:: TASK INPUT ::
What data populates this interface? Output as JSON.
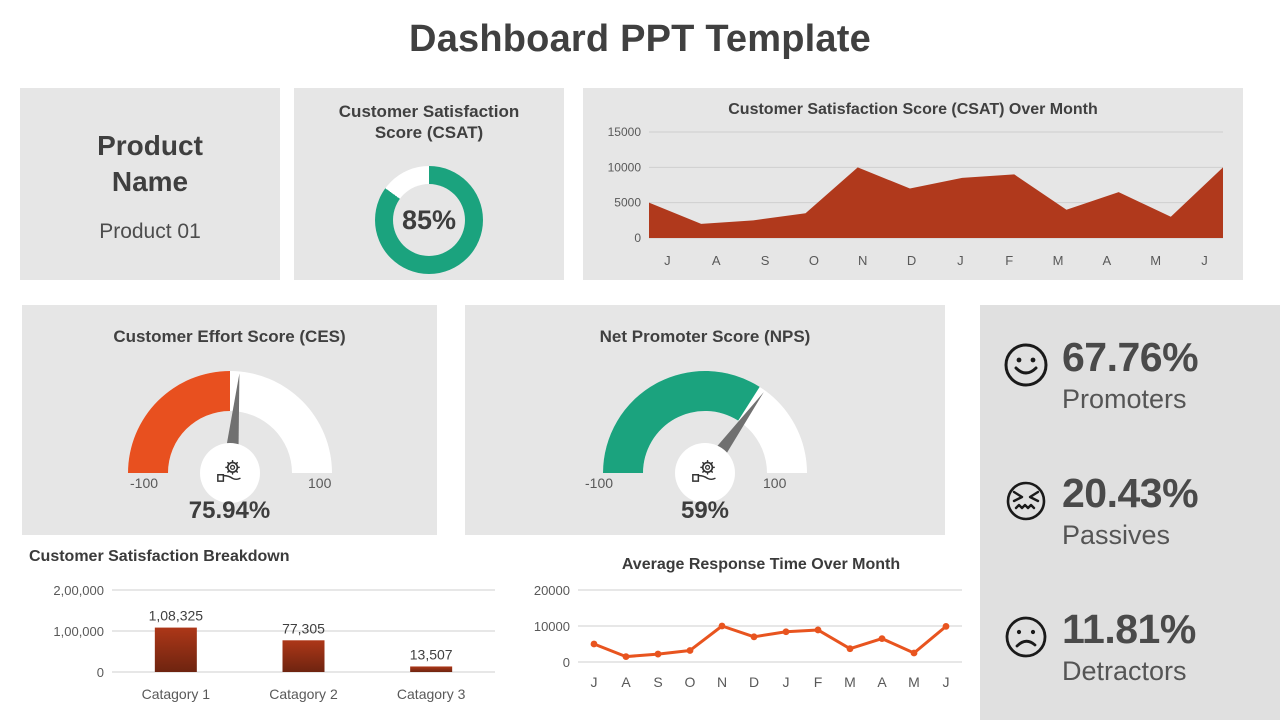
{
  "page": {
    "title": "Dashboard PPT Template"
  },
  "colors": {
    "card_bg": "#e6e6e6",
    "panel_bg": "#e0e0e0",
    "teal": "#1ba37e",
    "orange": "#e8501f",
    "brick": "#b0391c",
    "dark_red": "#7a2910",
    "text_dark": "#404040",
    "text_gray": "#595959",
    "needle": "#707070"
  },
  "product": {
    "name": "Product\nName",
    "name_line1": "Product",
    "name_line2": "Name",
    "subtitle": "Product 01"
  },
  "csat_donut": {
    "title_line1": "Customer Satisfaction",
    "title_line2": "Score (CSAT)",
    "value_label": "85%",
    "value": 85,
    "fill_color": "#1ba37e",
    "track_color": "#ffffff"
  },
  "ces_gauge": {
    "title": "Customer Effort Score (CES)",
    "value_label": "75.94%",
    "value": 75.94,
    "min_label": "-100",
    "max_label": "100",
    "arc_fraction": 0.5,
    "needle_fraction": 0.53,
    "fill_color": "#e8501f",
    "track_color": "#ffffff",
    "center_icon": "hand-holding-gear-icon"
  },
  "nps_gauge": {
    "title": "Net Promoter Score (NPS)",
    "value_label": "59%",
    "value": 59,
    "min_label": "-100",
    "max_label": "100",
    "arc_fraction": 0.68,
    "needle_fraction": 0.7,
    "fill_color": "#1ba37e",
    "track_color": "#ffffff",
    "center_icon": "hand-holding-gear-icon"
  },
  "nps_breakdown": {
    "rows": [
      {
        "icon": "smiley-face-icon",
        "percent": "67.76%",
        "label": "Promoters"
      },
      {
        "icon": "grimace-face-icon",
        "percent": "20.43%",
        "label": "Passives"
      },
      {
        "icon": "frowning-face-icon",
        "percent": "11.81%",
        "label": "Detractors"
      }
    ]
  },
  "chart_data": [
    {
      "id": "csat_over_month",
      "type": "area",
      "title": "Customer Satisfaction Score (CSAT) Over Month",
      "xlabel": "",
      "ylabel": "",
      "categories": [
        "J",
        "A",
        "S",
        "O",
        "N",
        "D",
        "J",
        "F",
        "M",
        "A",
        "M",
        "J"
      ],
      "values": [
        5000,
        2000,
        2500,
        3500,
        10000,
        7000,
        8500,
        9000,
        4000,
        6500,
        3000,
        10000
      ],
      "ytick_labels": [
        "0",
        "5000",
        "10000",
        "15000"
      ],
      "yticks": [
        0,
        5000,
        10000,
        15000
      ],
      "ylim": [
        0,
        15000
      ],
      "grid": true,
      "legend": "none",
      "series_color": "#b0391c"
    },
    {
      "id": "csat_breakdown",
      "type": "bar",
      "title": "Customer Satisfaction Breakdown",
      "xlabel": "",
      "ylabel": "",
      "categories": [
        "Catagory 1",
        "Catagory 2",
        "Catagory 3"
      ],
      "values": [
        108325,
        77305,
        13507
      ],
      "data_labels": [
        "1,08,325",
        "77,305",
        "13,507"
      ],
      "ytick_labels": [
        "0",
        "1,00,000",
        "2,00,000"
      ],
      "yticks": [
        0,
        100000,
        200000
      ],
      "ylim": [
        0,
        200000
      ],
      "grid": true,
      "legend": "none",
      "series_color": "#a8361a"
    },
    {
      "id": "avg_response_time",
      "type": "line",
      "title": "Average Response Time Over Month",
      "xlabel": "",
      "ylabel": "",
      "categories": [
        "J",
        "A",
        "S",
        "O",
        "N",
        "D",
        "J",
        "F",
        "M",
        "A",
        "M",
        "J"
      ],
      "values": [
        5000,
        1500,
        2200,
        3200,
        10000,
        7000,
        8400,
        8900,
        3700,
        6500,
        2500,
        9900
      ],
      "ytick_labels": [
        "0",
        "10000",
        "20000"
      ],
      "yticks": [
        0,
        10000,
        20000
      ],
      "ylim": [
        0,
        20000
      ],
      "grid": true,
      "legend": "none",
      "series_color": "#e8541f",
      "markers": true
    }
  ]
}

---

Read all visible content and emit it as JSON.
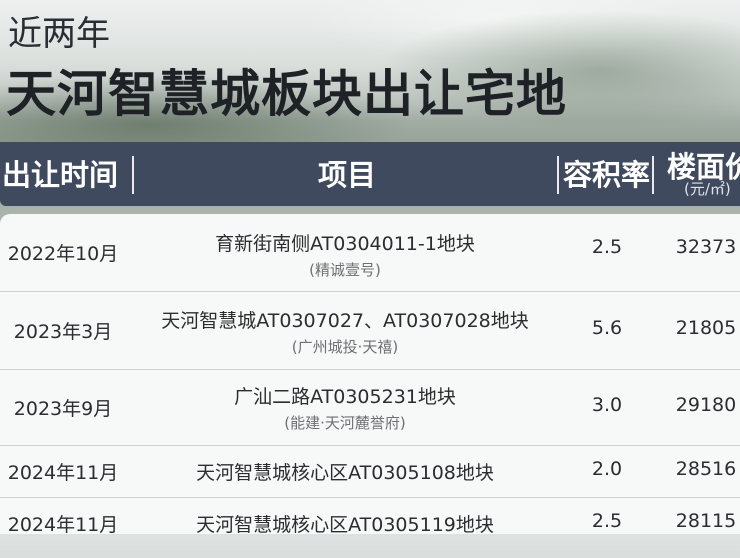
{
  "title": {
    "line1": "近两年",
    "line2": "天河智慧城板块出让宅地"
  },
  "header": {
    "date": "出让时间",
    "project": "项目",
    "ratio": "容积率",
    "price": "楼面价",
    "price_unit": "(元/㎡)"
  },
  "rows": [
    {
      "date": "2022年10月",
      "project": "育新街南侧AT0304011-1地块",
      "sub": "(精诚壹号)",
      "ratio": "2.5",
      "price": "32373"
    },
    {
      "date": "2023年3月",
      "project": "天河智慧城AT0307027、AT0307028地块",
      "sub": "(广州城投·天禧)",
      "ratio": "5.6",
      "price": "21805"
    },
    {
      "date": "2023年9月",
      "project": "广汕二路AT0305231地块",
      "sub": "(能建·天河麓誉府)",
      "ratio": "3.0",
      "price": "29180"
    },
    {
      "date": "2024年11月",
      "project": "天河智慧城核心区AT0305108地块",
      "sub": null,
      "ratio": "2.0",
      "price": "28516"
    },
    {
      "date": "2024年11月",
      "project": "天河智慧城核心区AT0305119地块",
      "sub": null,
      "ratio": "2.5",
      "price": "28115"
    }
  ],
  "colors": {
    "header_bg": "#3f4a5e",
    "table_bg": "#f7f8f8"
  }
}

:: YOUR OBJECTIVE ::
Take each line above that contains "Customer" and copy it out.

:: TASK RESPONSE ::
    "title_line1": "Customer Satisfaction",
    "title": "Customer Effort Score (CES)",
      "title": "Customer Satisfaction Score (CSAT) Over Month",
      "title": "Customer Satisfaction Breakdown",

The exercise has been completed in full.